*** Provided records Section Begins ***
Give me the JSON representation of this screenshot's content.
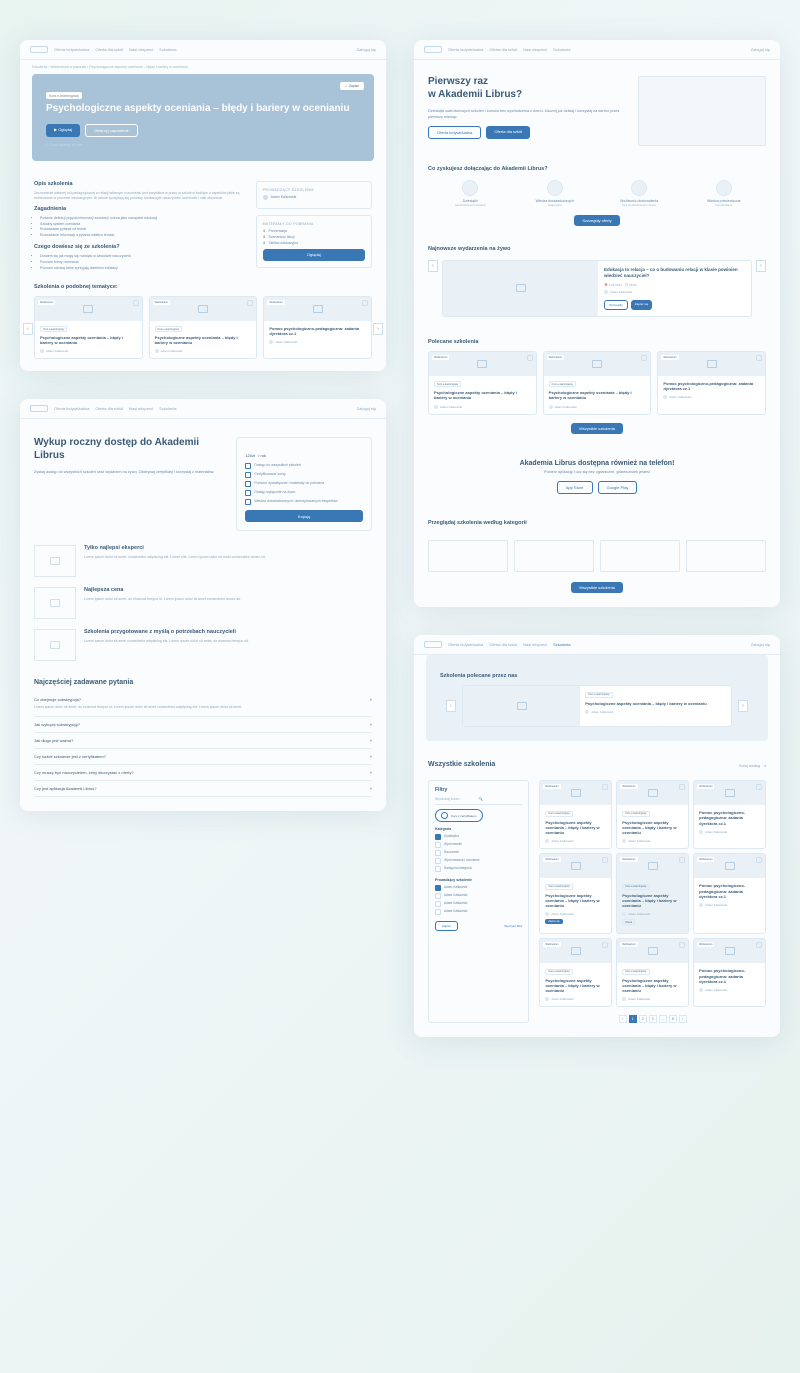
{
  "nav": {
    "items": [
      "Oferta indywidualna",
      "Oferta dla szkół",
      "Nasi eksperci",
      "Szkolenia"
    ],
    "login": "Zaloguj się"
  },
  "breadcrumb": "Szkolenia › Webinarium w pakiecie › Psychologiczne aspekty oceniania – błędy i bariery w ocenianiu",
  "s1": {
    "save": "☆ Zapisz",
    "badge": "Kurs e-learningowy",
    "title": "Psychologiczne aspekty oceniania – błędy i bariery w ocenianiu",
    "btn_watch": "▶ Oglądaj",
    "btn_preview": "Obejrzyj zapowiedź",
    "time": "⏱ Czas trwania: 40 min",
    "desc_h": "Opis szkolenia",
    "desc": "Zrozumienie własnej roli pedagogicznej w relacji własnym rozumieniu jest przydatne w pracy w szkole w każdym z aspektów jakie są realizowane w procesie edukacyjnym. W szkole spotykają się postawy edukacyjne nauczyciele uczniowie i całe otoczenie.",
    "zag_h": "Zagadnienia",
    "zag": [
      "Podanie definicji pojęcia informacji zwrotnej i ocena jako narzędzie edukacji",
      "Szkolny system oceniania",
      "Rozważanie pytania na temat",
      "Rozważanie informacji a pytania widelcu tematu"
    ],
    "learn_h": "Czego dowiesz się ze szkolenia?",
    "learn": [
      "Dowiem się jak mogę się rozwijać w zawodzie nauczyciela",
      "Poznam formy oceniania",
      "Poznam różnicę które sprzyjają obiektom edukacji"
    ],
    "box1_h": "Prowadzący szkolenie",
    "box1_auth": "Adam Kalkowski",
    "box2_h": "Materiały do pobrania",
    "box2_items": [
      "Prezentacja",
      "Scenariusz lekcji",
      "Tablica edukacyjna"
    ],
    "box2_btn": "Oglądaj",
    "rel_h": "Szkolenia o podobnej tematyce:",
    "cards": [
      {
        "tag": "Webinarium",
        "badge": "Kurs e-learningowy",
        "title": "Psychologiczne aspekty oceniania – błędy i bariery w ocenianiu",
        "auth": "Adam Kalkowski"
      },
      {
        "tag": "Webinarium",
        "badge": "Kurs e-learningowy",
        "title": "Psychologiczne aspekty oceniania – błędy i bariery w ocenianiu",
        "auth": "Adam Kalkowski"
      },
      {
        "tag": "Webinarium",
        "badge": "",
        "title": "Pomoc psychologiczno-pedagogiczna: zadania dyrektora cz.1",
        "auth": "Adam Kalkowski"
      }
    ]
  },
  "s2": {
    "hero_h": "Pierwszy raz\nw Akademii Librus?",
    "hero_p": "Dziesiątki wartościowych szkoleń i kursów bez wychodzenia z domu. Zacznij już dzisiaj i korzystaj za darmo przez pierwszy miesiąc.",
    "b1": "Oferta indywidualna",
    "b2": "Oferta dla szkół",
    "benefits_h": "Co zyskujesz dołączając do Akademii Librus?",
    "benefits": [
      {
        "t": "Dziesiątki",
        "s": "wartościowych szkoleń"
      },
      {
        "t": "Wiedza doświadczonych",
        "s": "ekspertów"
      },
      {
        "t": "Możliwość doskonalenia",
        "s": "bez wychodzenia z domu"
      },
      {
        "t": "Wiedza potwierdzona",
        "s": "certyfikatami"
      }
    ],
    "details": "Szczegóły oferty",
    "events_h": "Najnowsze wydarzenia na żywo",
    "event": {
      "title": "Edukacja to relacja – co o budowaniu relacji w klasie powinien wiedzieć nauczyciel?",
      "date": "📅 1.06.2021",
      "time": "🕐 18:00",
      "auth": "Adam Kalkowski",
      "b1": "Szczegóły",
      "b2": "Zapisz się"
    },
    "rec_h": "Polecane szkolenia",
    "cards": [
      {
        "badge": "Kurs e-learningowy",
        "title": "Psychologiczne aspekty oceniania – błędy i bariery w ocenianiu",
        "auth": "Adam Kalkowski"
      },
      {
        "badge": "Kurs e-learningowy",
        "title": "Psychologiczne aspekty oceniania – błędy i bariery w ocenianiu",
        "auth": "Adam Kalkowski"
      },
      {
        "badge": "",
        "title": "Pomoc psychologiczno-pedagogiczna: zadania dyrektora cz.1",
        "auth": "Adam Kalkowski"
      }
    ],
    "all": "Wszystkie szkolenia",
    "app_h": "Akademia Librus dostępna również na telefon!",
    "app_p": "Pobierz aplikację i ucz się bez ograniczeń, gdziekolwiek jesteś!",
    "app_b1": "App Store",
    "app_b2": "Google Play",
    "cats_h": "Przeglądaj szkolenia według kategorii"
  },
  "s3": {
    "h": "Wykup roczny dostęp do Akademii Librus",
    "p": "Zyskaj dostęp do wszystkich szkoleń oraz wydarzeń na żywo. Zdobywaj certyfikaty i korzystaj z materiałów.",
    "price": "120zł",
    "per": "/ rok",
    "feat": [
      "Dostęp do wszystkich szkoleń",
      "Certyfikowane kursy",
      "Pomoce dydaktyczne i materiały do pobrania",
      "Dostęp wyłącznie na żywo",
      "Wiedza doświadczonych i akredytowanych ekspertów"
    ],
    "buy": "Kupuję",
    "blocks": [
      {
        "h": "Tylko najlepsi eksperci",
        "p": "Lorem ipsum dolor sit amet, consectetur adipiscing elit. Lorem elitr. Lorem ipsum dolor sit amet consectetur donec sit."
      },
      {
        "h": "Najlepsza cena",
        "p": "Lorem ipsum dolor sit amet, do eiusmod tempor id. Lorem ipsum dolor sit amet consectetur donec sit."
      },
      {
        "h": "Szkolenia przygotowane z myślą o potrzebach nauczycieli",
        "p": "Lorem ipsum dolor sit amet consectetur adipiscing elit. Lorem ipsum dolor sit amet, do eiusmod tempor sit."
      }
    ],
    "faq_h": "Najczęściej zadawane pytania",
    "faq": [
      {
        "q": "Co obejmuje subskrypcja?",
        "a": "Lorem ipsum dolor sit amet, do eiusmod tempor id. Lorem ipsum dolor sit amet consectetur adipiscing elit. Lorem ipsum dolor sit amet."
      },
      {
        "q": "Jak wykupić subskrypcję?"
      },
      {
        "q": "Jak długo jest ważna?"
      },
      {
        "q": "Czy każde szkolenie jest z certyfikatem?"
      },
      {
        "q": "Czy muszę być nauczycielem, żeby skorzystać z oferty?"
      },
      {
        "q": "Czy jest aplikacja Akademii Librus?"
      }
    ]
  },
  "s4": {
    "rec_h": "Szkolenia polecane przez nas",
    "rec_card": {
      "badge": "Kurs e-learningowy",
      "title": "Psychologiczne aspekty oceniania – błędy i bariery w ocenianiu",
      "auth": "Adam Kalkowski"
    },
    "all_h": "Wszystkie szkolenia",
    "sort_l": "Sortuj według",
    "sort_v": "▾",
    "flt_h": "Filtry",
    "search_ph": "Wyszukaj kursu",
    "pill": "Kurs z certyfikatem",
    "cat_h": "Kategoria",
    "cats": [
      "Dydaktyka",
      "Wychowanie",
      "Nauczanie",
      "Wychowawca i ocenianie",
      "Następna kategoria"
    ],
    "auth_h": "Prowadzący szkolenie",
    "auths": [
      "Adam Kalkowski",
      "Adam Kalkowski",
      "Adam Kalkowski",
      "Adam Kalkowski"
    ],
    "apply": "Zapisz",
    "clear": "Wyczyść filtry",
    "grid": [
      {
        "title": "Psychologiczne aspekty oceniania – błędy i bariery w ocenianiu",
        "auth": "Adam Kalkowski",
        "badge": "Kurs e-learningowy"
      },
      {
        "title": "Psychologiczne aspekty oceniania – błędy i bariery w ocenianiu",
        "auth": "Adam Kalkowski",
        "badge": "Kurs e-learningowy"
      },
      {
        "title": "Pomoc psychologiczno-pedagogiczna: zadania dyrektora cz.1",
        "auth": "Adam Kalkowski",
        "badge": ""
      },
      {
        "title": "Psychologiczne aspekty oceniania – błędy i bariery w ocenianiu",
        "auth": "Adam Kalkowski",
        "badge": "Kurs e-learningowy",
        "special": "Zapisz się"
      },
      {
        "title": "Psychologiczne aspekty oceniania – błędy i bariery w ocenianiu",
        "auth": "Adam Kalkowski",
        "badge": "Kurs e-learningowy",
        "offer": "Oferta"
      },
      {
        "title": "Pomoc psychologiczno-pedagogiczna: zadania dyrektora cz.1",
        "auth": "Adam Kalkowski",
        "badge": ""
      },
      {
        "title": "Psychologiczne aspekty oceniania – błędy i bariery w ocenianiu",
        "auth": "Adam Kalkowski",
        "badge": "Kurs e-learningowy"
      },
      {
        "title": "Psychologiczne aspekty oceniania – błędy i bariery w ocenianiu",
        "auth": "Adam Kalkowski",
        "badge": "Kurs e-learningowy"
      },
      {
        "title": "Pomoc psychologiczno-pedagogiczna: zadania dyrektora cz.1",
        "auth": "Adam Kalkowski",
        "badge": ""
      }
    ],
    "pages": [
      "‹",
      "1",
      "2",
      "3",
      "...",
      "8",
      "›"
    ]
  }
}
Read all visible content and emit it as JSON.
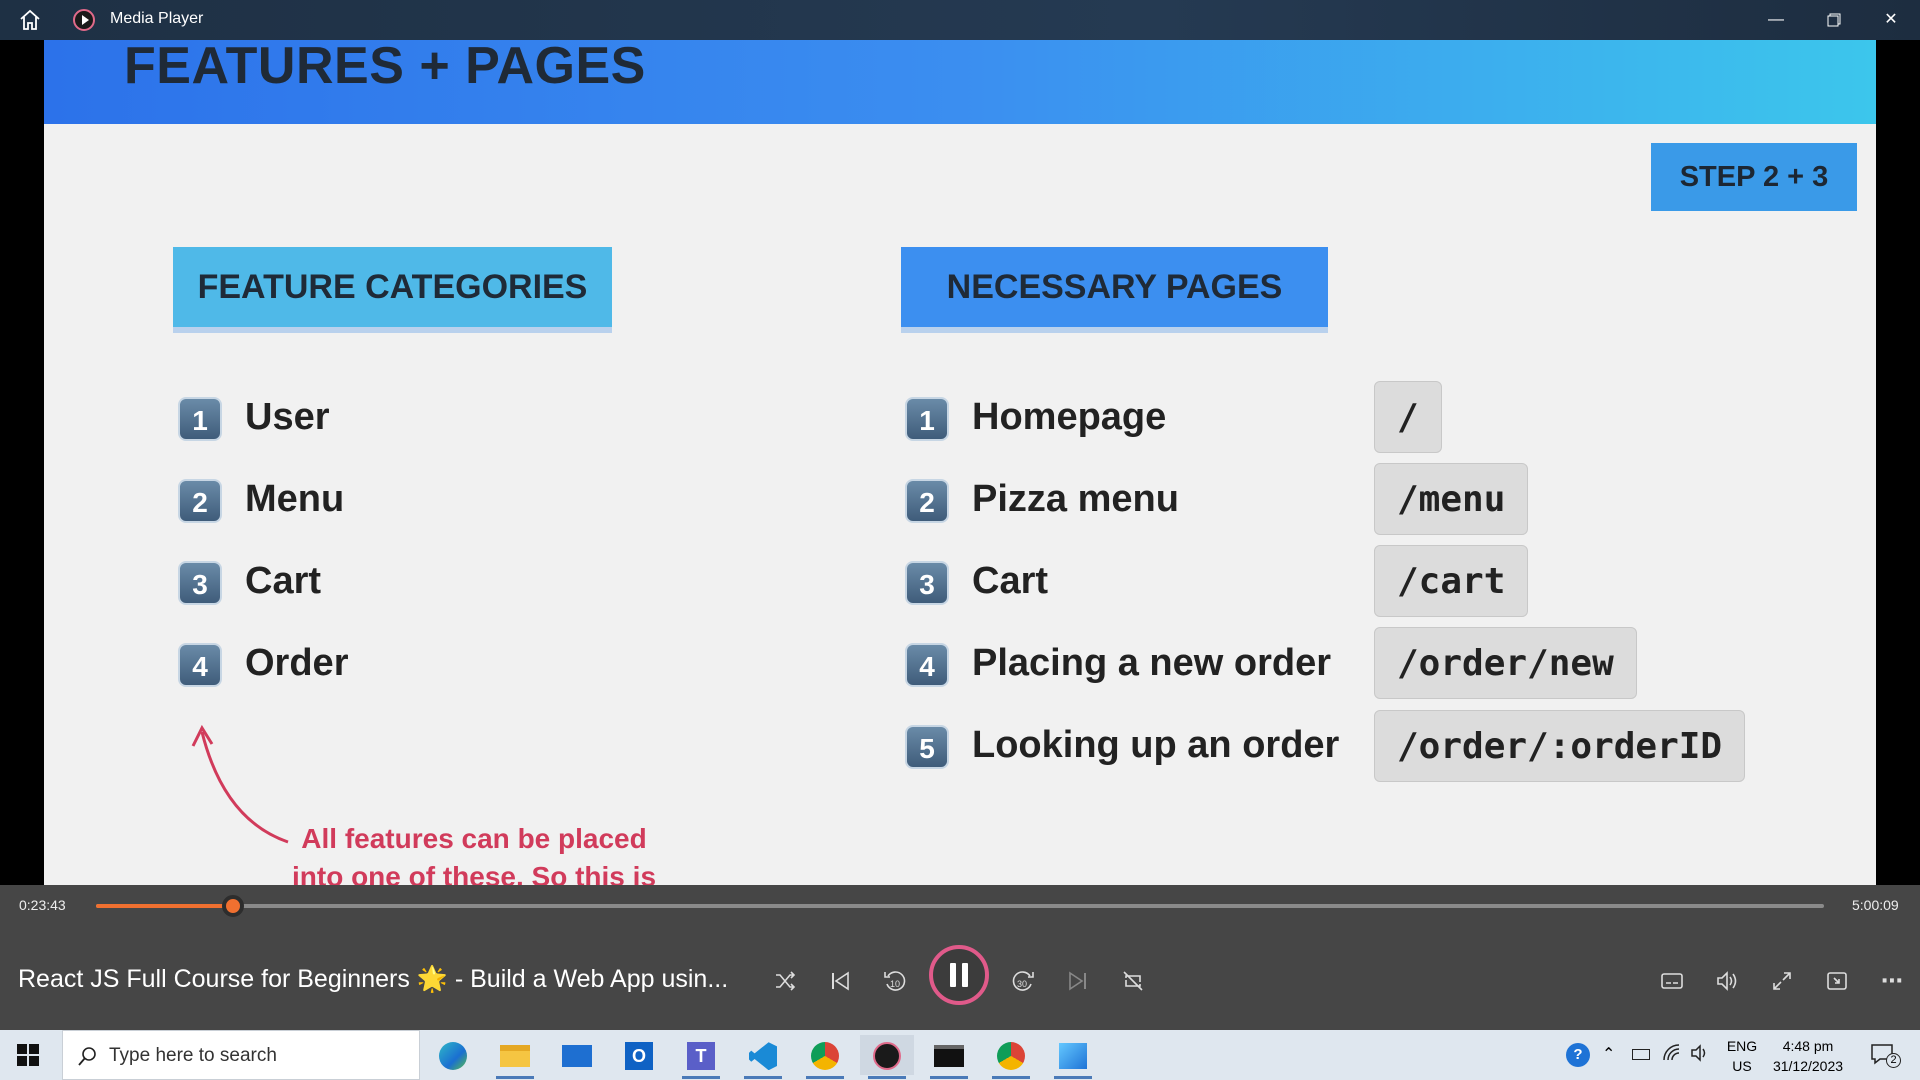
{
  "window": {
    "title": "Media Player"
  },
  "slide": {
    "heading": "FEATURES + PAGES",
    "step": "STEP 2 + 3",
    "features_header": "FEATURE CATEGORIES",
    "pages_header": "NECESSARY PAGES",
    "features": [
      {
        "num": "1",
        "label": "User"
      },
      {
        "num": "2",
        "label": "Menu"
      },
      {
        "num": "3",
        "label": "Cart"
      },
      {
        "num": "4",
        "label": "Order"
      }
    ],
    "pages": [
      {
        "num": "1",
        "label": "Homepage",
        "route": "/"
      },
      {
        "num": "2",
        "label": "Pizza menu",
        "route": "/menu"
      },
      {
        "num": "3",
        "label": "Cart",
        "route": "/cart"
      },
      {
        "num": "4",
        "label": "Placing a new order",
        "route": "/order/new"
      },
      {
        "num": "5",
        "label": "Looking up an order",
        "route": "/order/:orderID"
      }
    ],
    "note": "All features can be placed into one of these. So this is what the app will essentially be about"
  },
  "player": {
    "elapsed": "0:23:43",
    "duration": "5:00:09",
    "progress_fraction": 0.079,
    "video_title": "React JS Full Course for Beginners 🌟 - Build a Web App usin..."
  },
  "taskbar": {
    "search_placeholder": "Type here to search",
    "lang_top": "ENG",
    "lang_bottom": "US",
    "time": "4:48 pm",
    "date": "31/12/2023",
    "notification_count": "2"
  },
  "icons": [
    "home-icon",
    "media-player-logo-icon",
    "minimize-icon",
    "restore-icon",
    "close-icon",
    "shuffle-icon",
    "previous-icon",
    "skip-back-10-icon",
    "pause-icon",
    "skip-forward-30-icon",
    "next-icon",
    "repeat-icon",
    "subtitles-icon",
    "volume-icon",
    "fullscreen-icon",
    "mini-view-icon",
    "more-icon",
    "windows-start-icon",
    "search-icon"
  ],
  "colors": {
    "accent": "#f07030",
    "note": "#d13b5b",
    "banner_start": "#2c72ea",
    "banner_end": "#3cc6ec"
  }
}
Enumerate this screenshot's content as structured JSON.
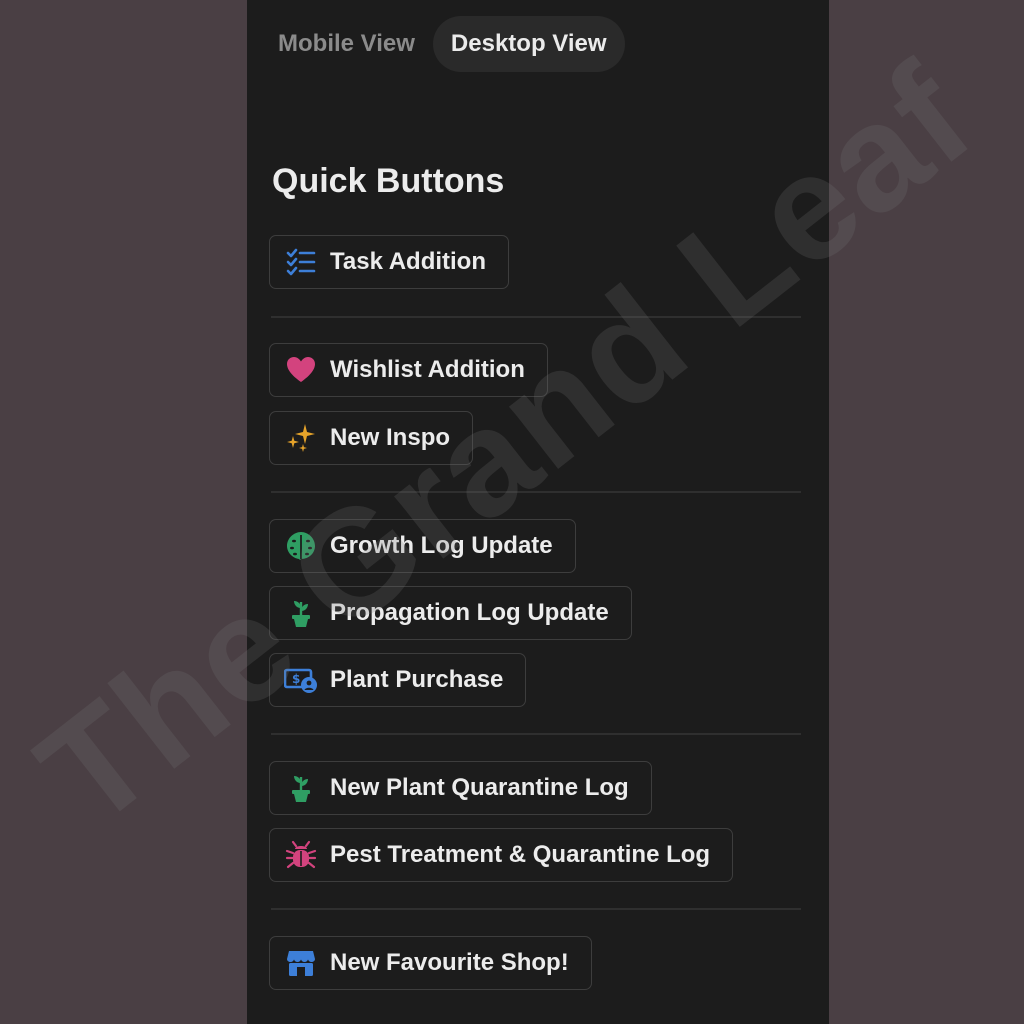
{
  "view_tabs": [
    {
      "label": "Mobile View",
      "active": false
    },
    {
      "label": "Desktop View",
      "active": true
    }
  ],
  "heading": "Quick Buttons",
  "buttons": [
    {
      "label": "Task Addition",
      "icon": "checklist-icon",
      "icon_color": "#3d7fd8"
    },
    {
      "label": "Wishlist Addition",
      "icon": "heart-icon",
      "icon_color": "#d3437e"
    },
    {
      "label": "New Inspo",
      "icon": "sparkles-icon",
      "icon_color": "#e5a32a"
    },
    {
      "label": "Growth Log Update",
      "icon": "monstera-leaf-icon",
      "icon_color": "#2f9e63"
    },
    {
      "label": "Propagation Log Update",
      "icon": "potted-plant-icon",
      "icon_color": "#2f9e63"
    },
    {
      "label": "Plant Purchase",
      "icon": "money-icon",
      "icon_color": "#3d7fd8"
    },
    {
      "label": "New Plant Quarantine Log",
      "icon": "potted-plant-icon",
      "icon_color": "#2f9e63"
    },
    {
      "label": "Pest Treatment & Quarantine Log",
      "icon": "bug-icon",
      "icon_color": "#d3437e"
    },
    {
      "label": "New Favourite Shop!",
      "icon": "shop-icon",
      "icon_color": "#3d7fd8"
    }
  ],
  "watermark": "The Grand Leaf"
}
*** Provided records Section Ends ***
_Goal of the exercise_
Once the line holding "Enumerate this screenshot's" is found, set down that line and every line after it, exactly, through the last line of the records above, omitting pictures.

_Written solution_
Enumerate this screenshot's content as structured JSON.
{
  "view_tabs": [
    {
      "label": "Mobile View",
      "active": false
    },
    {
      "label": "Desktop View",
      "active": true
    }
  ],
  "heading": "Quick Buttons",
  "buttons": [
    {
      "label": "Task Addition",
      "icon": "checklist-icon",
      "icon_color": "#3d7fd8"
    },
    {
      "label": "Wishlist Addition",
      "icon": "heart-icon",
      "icon_color": "#d3437e"
    },
    {
      "label": "New Inspo",
      "icon": "sparkles-icon",
      "icon_color": "#e5a32a"
    },
    {
      "label": "Growth Log Update",
      "icon": "monstera-leaf-icon",
      "icon_color": "#2f9e63"
    },
    {
      "label": "Propagation Log Update",
      "icon": "potted-plant-icon",
      "icon_color": "#2f9e63"
    },
    {
      "label": "Plant Purchase",
      "icon": "money-icon",
      "icon_color": "#3d7fd8"
    },
    {
      "label": "New Plant Quarantine Log",
      "icon": "potted-plant-icon",
      "icon_color": "#2f9e63"
    },
    {
      "label": "Pest Treatment & Quarantine Log",
      "icon": "bug-icon",
      "icon_color": "#d3437e"
    },
    {
      "label": "New Favourite Shop!",
      "icon": "shop-icon",
      "icon_color": "#3d7fd8"
    }
  ],
  "watermark": "The Grand Leaf"
}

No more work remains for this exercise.